Brunson fears that Christians in America are not ready for the persecution he sees on the horizon. “Not being prepared is very, very dangerous on a number of levels,” Brunson said, adding that he believes one of the purposes God had for him “was to learn this perseverance so I could help to prepare others to persevere.”


This isn’t the first time Brunson has sounded the alarm. He shared a similar message at the National Religious Broadcasters Christian Media Convention in March. “I feel a sense of urgency in my heart for this generation in my country,” the pastor stressed.


“I feel it especially for my children’s generation that they’re not prepared to stand. I’m not sure that everyone in this room is ready to stand for Jesus without apology. We need to prepare ourselves now. We need to make decisions now about our commitment to Jesus because otherwise, the natural tendency when difficulty comes is to fear. And when we’re afraid, the natural instinct is to run away, is to compromise.”


Brunson said that it is normal to be afraid, but what matters is how Christians react to that fear. “I was actually very afraid,” Brunson said of his time while in prison. “The issue, actually, is what we do when we’re afraid.”


What will motivate Christians to be courageous and stand? The First Commandment, he answered. “Love the Lord your God with all your heart and with all your soul and with all your mind,” he said. “This is what fuels endurance, what fuels perseverance.”


In March, Brunson also pushed the Church in America to stand up and stand firm for its right to freely worship God without repercussion. He stated:


“If the U.S. huddles in the darkness, there will be grave consequences for many other countries because the U.S. has been one of the main mission-setting basis in the world. Great blessing has flowed from the American church to other countries. So the choices we make that we make here now will have consequences both for us here, for our generations here, but also for the coming generations and for many others around the world.”


Brunson said he did not want to bring a “dark” message and ended his speech at the virtual event with a word of encouragement from scripture.

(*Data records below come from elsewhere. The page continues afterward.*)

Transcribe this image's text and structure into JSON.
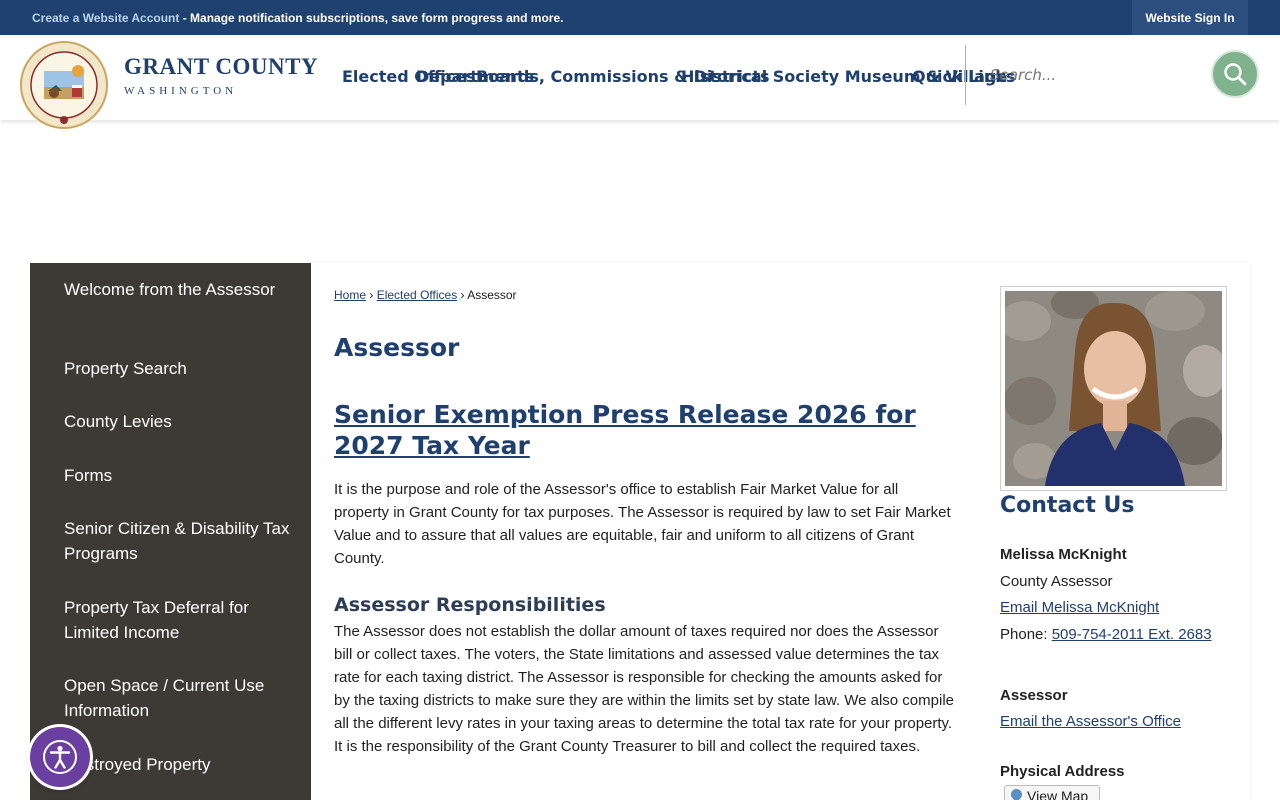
{
  "topbar": {
    "account_link": "Create a Website Account",
    "account_text": " - Manage notification subscriptions, save form progress and more.",
    "sign_in": "Website Sign In"
  },
  "header": {
    "brand_name": "GRANT COUNTY",
    "brand_sub": "WASHINGTON",
    "nav": [
      "Elected Offices",
      "Departments",
      "Boards, Commissions & Districts",
      "Historical Society Museum & Village",
      "Quick Links"
    ],
    "search_placeholder": "Search...",
    "colors": {
      "bar": "#1f4170",
      "brand": "#1f3f6e",
      "search_button": "#7fb28d"
    }
  },
  "sidebar": {
    "items": [
      "Welcome from the Assessor",
      "Property Search",
      "County Levies",
      "Forms",
      "Senior Citizen & Disability Tax Programs",
      "Property Tax Deferral for Limited Income",
      "Open Space / Current Use Information",
      "Destroyed Property"
    ]
  },
  "breadcrumb": {
    "home": "Home",
    "sep": "›",
    "parent": "Elected Offices",
    "current": "Assessor"
  },
  "main": {
    "title": "Assessor",
    "news_link": "Senior Exemption Press Release 2026 for 2027 Tax Year",
    "intro": "It is the purpose and role of the Assessor's office to establish Fair Market Value for all property in Grant County for tax purposes. The Assessor is required by law to set Fair Market Value and to assure that all values are equitable, fair and uniform to all citizens of Grant County.",
    "responsibilities_heading": "Assessor Responsibilities",
    "responsibilities_text": "The Assessor does not establish the dollar amount of taxes required nor does the Assessor bill or collect taxes. The voters, the State limitations and assessed value determines the tax rate for each taxing district. The Assessor is responsible for checking the amounts asked for by the taxing districts to make sure they are within the limits set by state law. We also compile all the different levy rates in your taxing areas to determine the total tax rate for your property. It is the responsibility of the Grant County Treasurer to bill and collect the required taxes."
  },
  "contact": {
    "heading": "Contact Us",
    "name": "Melissa McKnight",
    "role": "County Assessor",
    "email_person": "Email Melissa McKnight",
    "phone_label": "Phone: ",
    "phone": "509-754-2011 Ext. 2683",
    "office_label": "Assessor",
    "email_office": "Email the Assessor's Office",
    "address_label": "Physical Address",
    "view_map": "View Map"
  }
}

The pastor referenced Daniel 11:32, NASB, which says, “But the people who know their God will display strength and take action.”


Falkirk Takeaway


If anyone would know what it is like to be persecuted for the faith, it’s Brunson, who has said that he was “repeatedly broken” during his imprisonment. Despite that ordeal, he credits God with “rebuilding” him and teaching him perseverance. While American Christians do not currently experience the type of persecution that others around the world do, Brunson recognizes its rise. Standing for religious freedom is not selfish, it is for the benefit of all. If hostilities towards Christians continue to increase in the U.S., persecution will grow. America was founded to be a nation where what happened to Brunson in Turkey would be unthinkable. However as cancel culture grows, churches are forced to close due to COVID-19, and pastors are threatened for holding worship services, this no longer seems so foreign.




Faith Summit 2 Cancel Culture and the Church Panel – YouTube